Marc Chandler, Global Head of Currency Strategy at Brown Brothers Harriman, explains that as widely expected, the ECB left its key rates and asset purchase plan intact and it reiterated its forward guidance that rates will remain at present levels or lower.
“Draghi was more confident about the economy, suggesting that the downside risks had further diminished. They are more closely to balanced, which sets up the potential for additional adjustment at the next meeting. Some members apparently saw the risks balanced. In the past, the ECB characterized growth as uneven and fragile. Now he says it is solid and broad. However, Draghi was still disappointed by the lack of structural reform.
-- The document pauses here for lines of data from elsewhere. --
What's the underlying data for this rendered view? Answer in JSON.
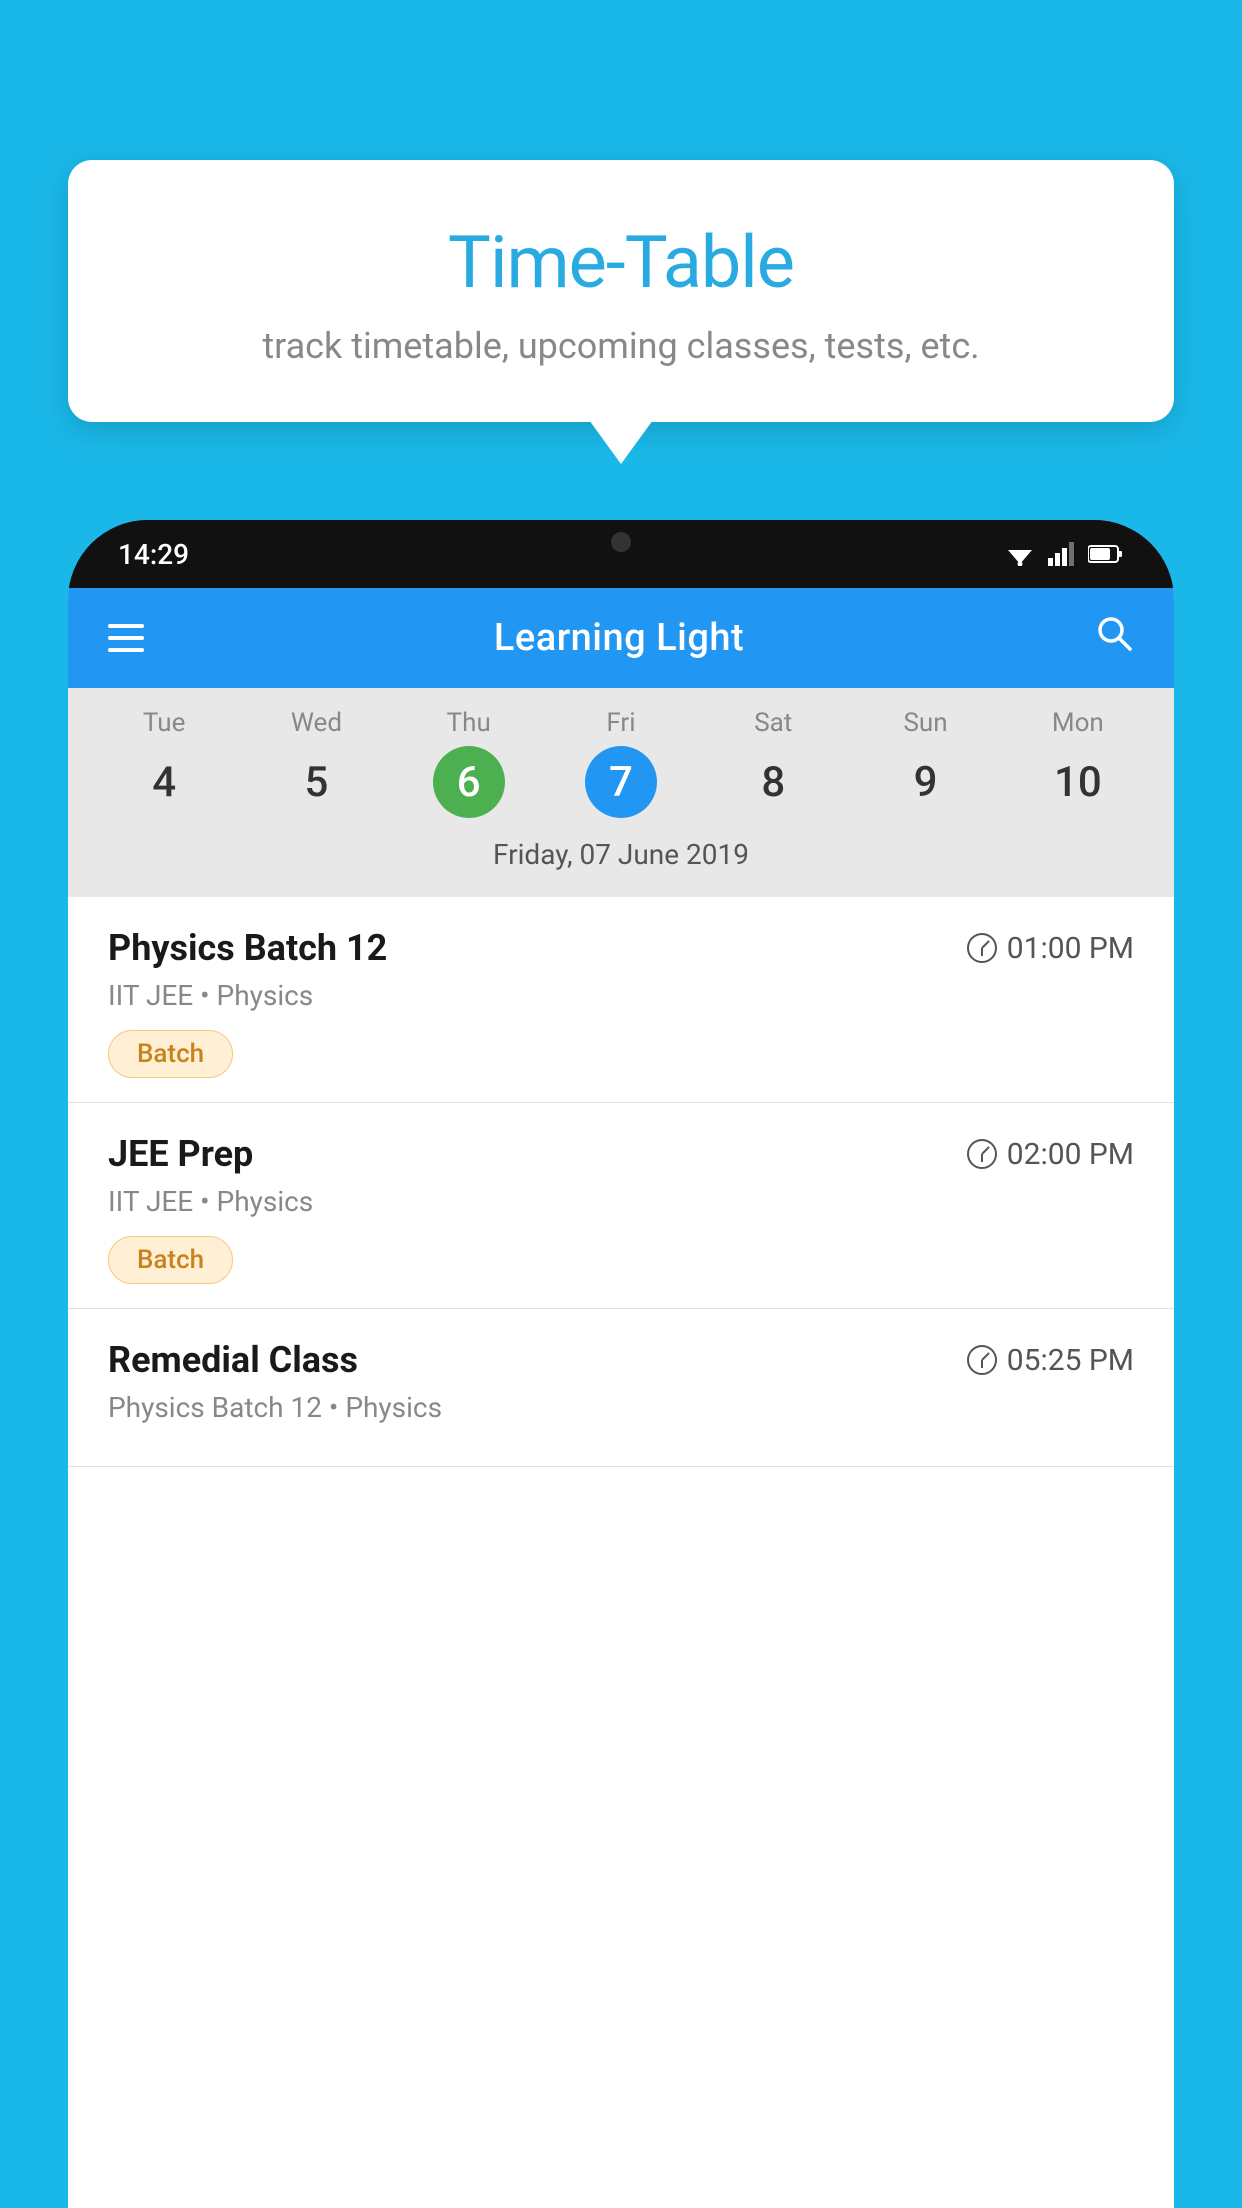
{
  "background_color": "#1ab8e8",
  "tooltip": {
    "title": "Time-Table",
    "subtitle": "track timetable, upcoming classes, tests, etc."
  },
  "phone": {
    "time": "14:29",
    "app_title": "Learning Light",
    "selected_date_label": "Friday, 07 June 2019",
    "days": [
      {
        "name": "Tue",
        "num": "4",
        "state": "normal"
      },
      {
        "name": "Wed",
        "num": "5",
        "state": "normal"
      },
      {
        "name": "Thu",
        "num": "6",
        "state": "today"
      },
      {
        "name": "Fri",
        "num": "7",
        "state": "selected"
      },
      {
        "name": "Sat",
        "num": "8",
        "state": "normal"
      },
      {
        "name": "Sun",
        "num": "9",
        "state": "normal"
      },
      {
        "name": "Mon",
        "num": "10",
        "state": "normal"
      }
    ],
    "schedule": [
      {
        "name": "Physics Batch 12",
        "time": "01:00 PM",
        "meta": "IIT JEE • Physics",
        "tag": "Batch"
      },
      {
        "name": "JEE Prep",
        "time": "02:00 PM",
        "meta": "IIT JEE • Physics",
        "tag": "Batch"
      },
      {
        "name": "Remedial Class",
        "time": "05:25 PM",
        "meta": "Physics Batch 12 • Physics",
        "tag": ""
      }
    ]
  }
}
The main downside risks emanate from the global situation, which is a new condition.”
“On prices, Draghi was less sanguine. The ECB, he says, needs to look through short-run developments and recognize that there is still no convincing sign of a sustained upward trend in prices. Headline inflation may hover near current levels through the end of the year, Draghi said. Draghi suggested there was more agreement about inflation than growth risks. He identified wage growth and tentative signs of pipeline price pressures from low levels, but the outlook, especially wages, is uncertain.”
“A Bloomberg survey found a majority expect a shift in rate guidance in at the June 8 meeting and changes in the asset purchases to be announced at the September 7 meeting. Tapering is expected in Q1 18 and the first deposit hike, from the minus 40 bp in Q3 18.”
“Draghi declined to comment about the sequencing of rates and asset purchases. Asset purchases will continue until at least the end of the year. The forward guidance applies to the full easing package and not just the asset purchases.”
“The euro initially traded higher but held below yesterday’s highs. However, the upticks were reversed, and the euro returned to session lows near $1.0880. Despite the minor range extension to the upside, an inside day is being recorded. A break of $1.0850-$1.0950 is needed to be of any technical significance.”